Where Do Young Lake Sturgeon Go After They Hatch?
A Close Inspection of River Habitat
BY DARIN SIMPKINS, GREEN BAY FWCO
Lake sturgeon are a native species found throughout the Great Lakes and their tributaries. Each spring, adults migrate upstream to spawn in turbulent areas of rapids. Eggs are adhesive and roll onto undersides of rocks and into gravel. After eight to ten days, the young hatch, snuggle into the spaces between gravel, and live off a yolk-sac. When the yolk is depleted, the young begin to drift downstream, mostly at night.

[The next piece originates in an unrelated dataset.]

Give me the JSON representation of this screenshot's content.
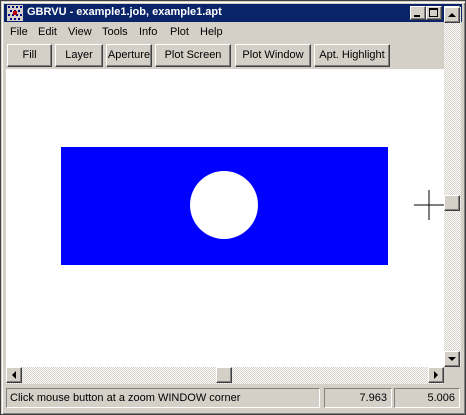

Dams constructed for power or mills became barriers to natural movements of sturgeons worldwide and populations declined. In partnership with Michigan Technological University, Michigan Department of Natural Resources, and the US Fish and Wildlife Service, a team of researchers has been searching for young sturgeon and mapping habitats in sections of the Sturgeon River, Houghton and Baraga Counties, Michigan.
The Sturgeon River is about 70 kilometers (km) or 43 miles in length and is one of few in the Lake Superior drainage that has a self-sustaining population; so conditions must be good for this population to persist. Researchers have been sampling, and returning live, newly drifting sturgeon along sections of the river to determine duration and extent of drift and at the same time sampling for co-occurring prey and mapping bathymetry and substrates type. While sampling for these young sturgeon at night can be difficult, new sonar technologies have allowed us to better describe large portions of the riverbed where young are found.

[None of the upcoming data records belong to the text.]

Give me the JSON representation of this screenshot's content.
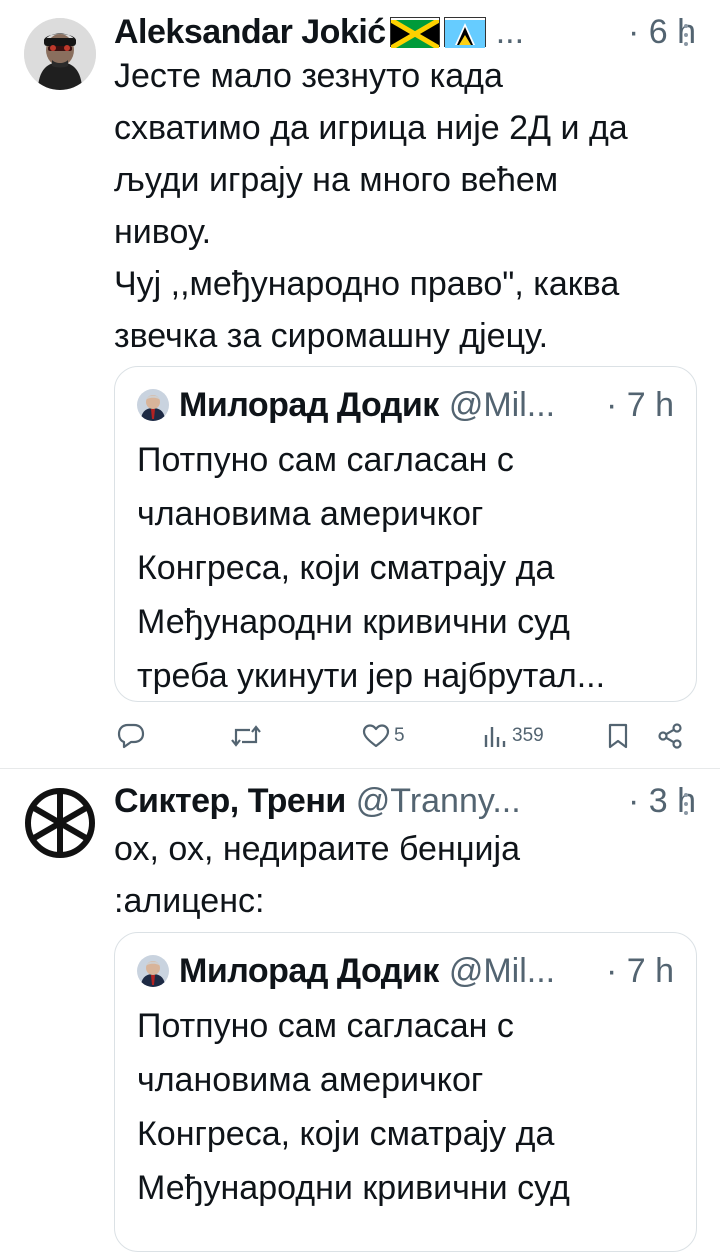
{
  "tweets": [
    {
      "author_name": "Aleksandar Jokić",
      "author_flags": [
        "jamaica-flag",
        "saint-lucia-flag"
      ],
      "ellipsis": "...",
      "time": "· 6 h",
      "text_lines": [
        "Јесте мало зезнуто када",
        "схватимо да игрица није 2Д и да",
        "људи играју на много већем",
        "нивоу.",
        "Чуј ,,међународно право\", каква",
        "звечка за сиромашну дјецу."
      ],
      "quote": {
        "author_name": "Милорад Додик",
        "handle": "@Mil...",
        "time": "· 7 h",
        "text_lines": [
          "Потпуно сам сагласан с",
          "члановима америчког",
          "Конгреса, који сматрају да",
          "Међународни кривични суд",
          "треба укинути јер најбрутал..."
        ]
      },
      "actions": {
        "reply_count": "",
        "retweet_count": "",
        "like_count": "5",
        "view_count": "359"
      }
    },
    {
      "author_name": "Сиктер, Трени",
      "handle": "@Tranny...",
      "time": "· 3 h",
      "text_lines": [
        "ох, ох, недираите бенџија",
        ":алиценс:"
      ],
      "quote": {
        "author_name": "Милорад Додик",
        "handle": "@Mil...",
        "time": "· 7 h",
        "text_lines": [
          "Потпуно сам сагласан с",
          "члановима америчког",
          "Конгреса, који сматрају да",
          "Међународни кривични суд"
        ]
      }
    }
  ],
  "colors": {
    "text": "#0f1419",
    "secondary": "#536471",
    "border": "#dbe1e5",
    "divider": "#e7e9ea"
  }
}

In spring in 2013, 2014 and 2015 we sampled and released 1316 drifting larvae and mapped six km of river. In 2016, we hope to use what knowledge we gained on the Sturgeon River and transfer it to the Cedar River in the Upper Peninsula of Michigan where lake sturgeon are being re-introduced.
For more information, contact: Dr. Nancy Auer, Professor, Michigan Technological University email@example.com